Go Set a Watchman

My father was Atticus Finch and I was Scout. I never doubted that from the first time I read “To Kill a Mockingbird” when I was ten years old. Dad was a foot soldier in the War on Poverty, having moved our family from the white suburbs of Boston to an all-black town in the Mississippi Delta so that he could become the medical director of a new clinic, built to serve the poor black population for miles around. That was back in 1967 and now, almost fifty years later, his clinic is still standing and it is the community’s largest employer.

My father was my hero, just as Atticus was Scout’s. He knew what was right and he did it, regardless of the cost, to him or his family. He took care of his African-American patients when white doctors in the nearby towns refused. I was proud of him.

Like many others who grew up idolizing Atticus Finch, I couldn’t wait to begin “Go Set a Watchman,” Lee Harper’s companion novel to “Mockingbird,” actually written first and presented from Scout’s adult perspective looking back in time. (Spoiler Alert) Like many other readers, however, I was disturbed by the portrayal of Atticus as a racist. To Scout’s dismay, she discovers that although Atticus as a lawyer defends the rights of African-Americans, he personally doesn’t want to rock the boat. He believes that change should come slowly, in small bites that won’t make people uncomfortable.

Some find the Atticus portrayed in “Watchman” to be unrealistic, the cognitive dissonance he displays somewhat unbelievable. How can one individual fight for the rights of a black defendant, yet not want to make waves when it comes to the rights of black people in general? I actually find this characterization to be quite plausible. Yes, Atticus was devoted to the concept that everyone deserves a fair trial and equal treatment under the law. He put himself and his family at risk to stand by that concept.

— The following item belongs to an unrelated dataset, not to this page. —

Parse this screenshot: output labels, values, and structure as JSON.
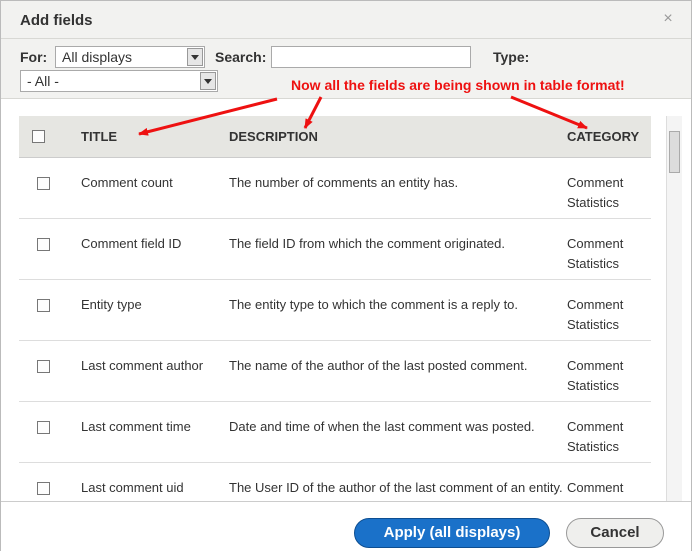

But that’s where his support of civil rights both started and ended. He believed that good people needed time to adjust to the complete integration of African-Americans into the community. And he was wrong. The Atticus of “To Kill a Mockingbird” was heroic; the Atticus of “Watchman” was not. No wonder Scout was horrified by her father’s behavior.